*** Supplied records ***

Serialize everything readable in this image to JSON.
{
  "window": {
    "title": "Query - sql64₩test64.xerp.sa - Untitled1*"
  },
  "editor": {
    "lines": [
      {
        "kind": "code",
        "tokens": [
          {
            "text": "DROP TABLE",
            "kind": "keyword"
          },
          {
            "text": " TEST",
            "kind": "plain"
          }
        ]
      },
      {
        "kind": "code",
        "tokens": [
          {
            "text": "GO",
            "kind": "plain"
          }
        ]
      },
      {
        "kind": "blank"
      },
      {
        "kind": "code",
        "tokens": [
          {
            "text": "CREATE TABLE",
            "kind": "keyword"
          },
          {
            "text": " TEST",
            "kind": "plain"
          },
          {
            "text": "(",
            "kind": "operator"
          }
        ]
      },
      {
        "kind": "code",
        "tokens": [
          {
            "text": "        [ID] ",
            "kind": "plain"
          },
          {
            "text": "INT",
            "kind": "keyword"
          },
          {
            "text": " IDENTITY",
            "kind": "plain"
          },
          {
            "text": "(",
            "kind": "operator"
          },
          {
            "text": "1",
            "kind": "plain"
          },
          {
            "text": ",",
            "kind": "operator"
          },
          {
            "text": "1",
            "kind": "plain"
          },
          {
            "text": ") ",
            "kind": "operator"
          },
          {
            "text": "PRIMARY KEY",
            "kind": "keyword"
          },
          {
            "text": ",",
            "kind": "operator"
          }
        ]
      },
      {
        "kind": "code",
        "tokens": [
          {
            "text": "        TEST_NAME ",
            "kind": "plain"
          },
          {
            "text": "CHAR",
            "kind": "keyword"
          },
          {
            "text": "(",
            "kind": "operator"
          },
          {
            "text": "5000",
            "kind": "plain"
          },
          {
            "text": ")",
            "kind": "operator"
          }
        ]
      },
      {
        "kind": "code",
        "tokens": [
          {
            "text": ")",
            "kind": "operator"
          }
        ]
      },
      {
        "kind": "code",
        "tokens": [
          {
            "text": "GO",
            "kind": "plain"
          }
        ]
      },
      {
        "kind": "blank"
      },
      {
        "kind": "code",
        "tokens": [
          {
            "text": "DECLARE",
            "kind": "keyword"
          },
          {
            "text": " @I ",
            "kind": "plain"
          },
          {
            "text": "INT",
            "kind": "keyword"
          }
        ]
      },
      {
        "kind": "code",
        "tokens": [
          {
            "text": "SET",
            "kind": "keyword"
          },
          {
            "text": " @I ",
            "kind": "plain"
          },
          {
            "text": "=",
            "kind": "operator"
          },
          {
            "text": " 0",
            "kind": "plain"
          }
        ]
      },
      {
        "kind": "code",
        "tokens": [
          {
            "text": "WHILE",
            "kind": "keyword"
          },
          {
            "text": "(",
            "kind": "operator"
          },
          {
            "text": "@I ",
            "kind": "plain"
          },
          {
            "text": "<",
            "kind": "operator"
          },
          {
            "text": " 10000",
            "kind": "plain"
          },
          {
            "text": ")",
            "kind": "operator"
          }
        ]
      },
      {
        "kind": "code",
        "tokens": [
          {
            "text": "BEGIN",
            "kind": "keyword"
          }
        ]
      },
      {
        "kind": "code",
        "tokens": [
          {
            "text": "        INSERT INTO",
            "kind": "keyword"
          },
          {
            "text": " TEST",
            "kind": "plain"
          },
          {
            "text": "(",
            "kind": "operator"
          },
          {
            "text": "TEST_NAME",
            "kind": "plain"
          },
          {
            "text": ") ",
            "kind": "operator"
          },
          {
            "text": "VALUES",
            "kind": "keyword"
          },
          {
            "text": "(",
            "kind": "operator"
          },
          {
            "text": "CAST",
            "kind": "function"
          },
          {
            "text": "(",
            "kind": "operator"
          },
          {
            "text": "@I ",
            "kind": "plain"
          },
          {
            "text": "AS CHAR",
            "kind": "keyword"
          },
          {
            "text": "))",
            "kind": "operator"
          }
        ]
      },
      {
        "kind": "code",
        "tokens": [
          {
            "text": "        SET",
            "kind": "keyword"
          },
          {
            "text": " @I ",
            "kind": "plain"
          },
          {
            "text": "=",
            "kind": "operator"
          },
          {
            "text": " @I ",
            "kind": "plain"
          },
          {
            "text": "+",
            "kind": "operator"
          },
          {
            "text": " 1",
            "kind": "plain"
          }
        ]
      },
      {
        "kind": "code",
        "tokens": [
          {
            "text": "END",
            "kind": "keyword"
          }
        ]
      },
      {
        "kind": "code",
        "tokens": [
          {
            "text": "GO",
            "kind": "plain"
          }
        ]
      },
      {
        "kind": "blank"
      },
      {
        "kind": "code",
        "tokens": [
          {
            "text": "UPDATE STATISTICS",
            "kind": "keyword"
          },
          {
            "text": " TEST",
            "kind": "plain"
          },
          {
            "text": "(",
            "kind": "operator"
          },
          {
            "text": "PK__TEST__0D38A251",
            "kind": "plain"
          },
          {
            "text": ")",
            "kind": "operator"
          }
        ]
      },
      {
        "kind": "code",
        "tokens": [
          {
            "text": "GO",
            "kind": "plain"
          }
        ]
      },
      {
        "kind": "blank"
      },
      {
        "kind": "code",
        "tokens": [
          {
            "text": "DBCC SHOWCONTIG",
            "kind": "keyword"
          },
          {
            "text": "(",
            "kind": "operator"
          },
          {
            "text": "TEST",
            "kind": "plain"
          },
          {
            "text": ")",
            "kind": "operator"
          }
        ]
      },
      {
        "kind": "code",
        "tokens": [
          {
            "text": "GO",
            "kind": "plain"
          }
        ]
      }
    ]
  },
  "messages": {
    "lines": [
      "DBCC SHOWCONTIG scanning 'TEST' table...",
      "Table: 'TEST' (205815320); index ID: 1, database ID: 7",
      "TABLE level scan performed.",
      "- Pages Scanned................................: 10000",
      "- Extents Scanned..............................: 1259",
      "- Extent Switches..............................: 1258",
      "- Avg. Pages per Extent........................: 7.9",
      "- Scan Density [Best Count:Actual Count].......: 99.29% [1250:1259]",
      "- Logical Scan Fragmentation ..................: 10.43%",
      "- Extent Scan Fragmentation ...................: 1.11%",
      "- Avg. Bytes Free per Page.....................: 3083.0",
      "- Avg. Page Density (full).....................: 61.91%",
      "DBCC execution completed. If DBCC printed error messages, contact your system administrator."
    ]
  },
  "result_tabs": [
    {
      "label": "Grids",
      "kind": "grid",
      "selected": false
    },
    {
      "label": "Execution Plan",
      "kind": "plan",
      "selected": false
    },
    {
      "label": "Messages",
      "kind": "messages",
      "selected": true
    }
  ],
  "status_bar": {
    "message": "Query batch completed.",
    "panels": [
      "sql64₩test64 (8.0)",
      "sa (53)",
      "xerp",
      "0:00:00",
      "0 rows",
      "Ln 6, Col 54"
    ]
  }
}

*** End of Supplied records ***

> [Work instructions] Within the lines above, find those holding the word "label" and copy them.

> [Expected answer]
      "label": "Grids",
      "label": "Execution Plan",
      "label": "Messages",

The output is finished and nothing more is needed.